DATA FOR THIS EXERCISE Start Marker

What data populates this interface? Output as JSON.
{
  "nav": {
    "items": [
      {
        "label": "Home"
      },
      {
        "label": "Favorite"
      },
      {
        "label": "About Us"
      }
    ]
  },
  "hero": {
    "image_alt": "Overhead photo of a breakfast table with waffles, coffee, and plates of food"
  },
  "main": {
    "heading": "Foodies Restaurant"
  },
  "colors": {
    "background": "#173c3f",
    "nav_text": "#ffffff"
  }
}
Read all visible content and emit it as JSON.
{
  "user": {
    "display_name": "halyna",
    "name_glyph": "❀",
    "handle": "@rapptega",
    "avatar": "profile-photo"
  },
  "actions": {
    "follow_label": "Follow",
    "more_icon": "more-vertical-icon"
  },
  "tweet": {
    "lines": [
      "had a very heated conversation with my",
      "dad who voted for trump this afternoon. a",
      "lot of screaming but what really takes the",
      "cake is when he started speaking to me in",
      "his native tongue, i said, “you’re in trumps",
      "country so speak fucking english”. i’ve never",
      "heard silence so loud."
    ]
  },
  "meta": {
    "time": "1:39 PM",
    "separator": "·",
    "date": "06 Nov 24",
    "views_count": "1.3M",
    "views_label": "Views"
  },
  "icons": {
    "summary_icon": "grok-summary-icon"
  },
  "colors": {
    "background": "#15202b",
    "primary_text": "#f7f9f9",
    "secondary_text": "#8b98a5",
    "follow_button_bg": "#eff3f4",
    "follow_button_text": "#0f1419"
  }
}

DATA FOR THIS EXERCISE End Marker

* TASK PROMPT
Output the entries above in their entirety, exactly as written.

* EXPECTED ANSWER
What data populates this interface? Output as JSON.
{
  "nav": {
    "items": [
      {
        "label": "Home"
      },
      {
        "label": "Favorite"
      },
      {
        "label": "About Us"
      }
    ]
  },
  "hero": {
    "image_alt": "Overhead photo of a breakfast table with waffles, coffee, and plates of food"
  },
  "main": {
    "heading": "Foodies Restaurant"
  },
  "colors": {
    "background": "#173c3f",
    "nav_text": "#ffffff"
  }
}
Read all visible content and emit it as JSON.
{
  "user": {
    "display_name": "halyna",
    "name_glyph": "❀",
    "handle": "@rapptega",
    "avatar": "profile-photo"
  },
  "actions": {
    "follow_label": "Follow",
    "more_icon": "more-vertical-icon"
  },
  "tweet": {
    "lines": [
      "had a very heated conversation with my",
      "dad who voted for trump this afternoon. a",
      "lot of screaming but what really takes the",
      "cake is when he started speaking to me in",
      "his native tongue, i said, “you’re in trumps",
      "country so speak fucking english”. i’ve never",
      "heard silence so loud."
    ]
  },
  "meta": {
    "time": "1:39 PM",
    "separator": "·",
    "date": "06 Nov 24",
    "views_count": "1.3M",
    "views_label": "Views"
  },
  "icons": {
    "summary_icon": "grok-summary-icon"
  },
  "colors": {
    "background": "#15202b",
    "primary_text": "#f7f9f9",
    "secondary_text": "#8b98a5",
    "follow_button_bg": "#eff3f4",
    "follow_button_text": "#0f1419"
  }
}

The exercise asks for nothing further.